Dissertations, Theses, and Capstone Projects

Date of Degree


Document Type


Degree Name



Computer Science


William Gregory Sakas

Committee Members

Alla Rozovskaya

Kyle Gorman

Charles Yang

Subject Categories

Computer Sciences


Language Acquisition, Corpus Linguistics, Child Language, Computational Linguistics, Historical Syntax, Old English


Grammar competition theory postulates that variation in a speaker is the result of different grammars competing against each other. This study performs an analysis of two case studies of empirical observations attributed to possible grammar competition — subject drop in English-speaking children and variation observed in Old English.

Children in an English-speaking environment drop subjects early on during acquisition. Orfitelli and Hyams (2012) find that young English-speaking children mistakenly interpret imperative null subject utterances as declaratives. They suggest that this misinterpretation can be attributed to performance factors, which leads to grammar competition and subsequently subject drop in English children. We introduce a novel computational parameter to quantify this developmental misinterpretation and fold the parameter into two sets of simulations to model the acquisition of English grammar. The results from the simulations lend support to Orfitelli and Hyams' proposal. More generally, this work presents a framework for future computational modeling of grammatical acquisition in conjunction with other critical factors that shape a child's course of language acquisition.

Corpus linguistics has two main research approaches: “corpus-based” and “corpus-driven”. Corpus-based studies involve an exploration of the corpus guided by predefined hypotheses or intuition. On the contrary, a corpus-driven study makes minimal assumptions and forms an analysis after an unbiased exploration of the corpus, uncovering patterns not considered under the microscopic focus of a hypotheses-driven search. The second part of the thesis revisits the observed variation in Old English. This variation has been attributed to competing grammars in various corpus-based studies.
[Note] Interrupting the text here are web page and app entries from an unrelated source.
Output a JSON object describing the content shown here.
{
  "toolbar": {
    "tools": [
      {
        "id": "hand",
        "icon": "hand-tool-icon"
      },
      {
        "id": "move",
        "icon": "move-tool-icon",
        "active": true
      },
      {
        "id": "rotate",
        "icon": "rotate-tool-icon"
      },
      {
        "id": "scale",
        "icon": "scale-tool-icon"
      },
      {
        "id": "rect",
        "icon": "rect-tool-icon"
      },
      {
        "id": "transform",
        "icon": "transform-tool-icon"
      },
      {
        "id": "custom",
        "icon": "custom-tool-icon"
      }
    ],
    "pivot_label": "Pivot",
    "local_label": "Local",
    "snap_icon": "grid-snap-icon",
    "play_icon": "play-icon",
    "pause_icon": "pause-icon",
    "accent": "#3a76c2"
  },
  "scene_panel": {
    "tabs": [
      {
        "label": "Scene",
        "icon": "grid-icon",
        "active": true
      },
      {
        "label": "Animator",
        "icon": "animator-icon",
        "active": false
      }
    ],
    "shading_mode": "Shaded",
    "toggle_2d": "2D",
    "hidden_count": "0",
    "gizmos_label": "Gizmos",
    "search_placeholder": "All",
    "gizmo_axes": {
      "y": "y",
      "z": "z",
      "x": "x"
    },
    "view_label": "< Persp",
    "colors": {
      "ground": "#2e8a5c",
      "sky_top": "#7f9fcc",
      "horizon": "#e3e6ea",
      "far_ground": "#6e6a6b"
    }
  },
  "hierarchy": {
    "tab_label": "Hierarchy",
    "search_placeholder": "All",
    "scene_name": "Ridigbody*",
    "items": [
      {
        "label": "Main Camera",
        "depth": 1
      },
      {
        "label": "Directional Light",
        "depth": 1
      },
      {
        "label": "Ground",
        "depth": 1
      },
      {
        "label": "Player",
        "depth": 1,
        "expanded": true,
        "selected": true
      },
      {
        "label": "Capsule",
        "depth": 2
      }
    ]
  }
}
This thesis presents the first corpus-driven exploration of the York-Toronto-Helsinki Parsed Corpus of Old English Prose, with the aim of investigating a grammar competition account. Using a corpus-driven search method and adopting a broader set of assumptions that drives the analysis that ensues, we are able to document and re-analyze an exhaustive list of word-order patterns, subsequently enriching/challenging previous findings.

The contributions in this work add substantially to our understanding of language variation and grammar competition in two distinct and disparate use cases. More importantly, this work borrows from work done in the computational field and constructs robust methodologies that could guide future research in this highly interdisciplinary field of research.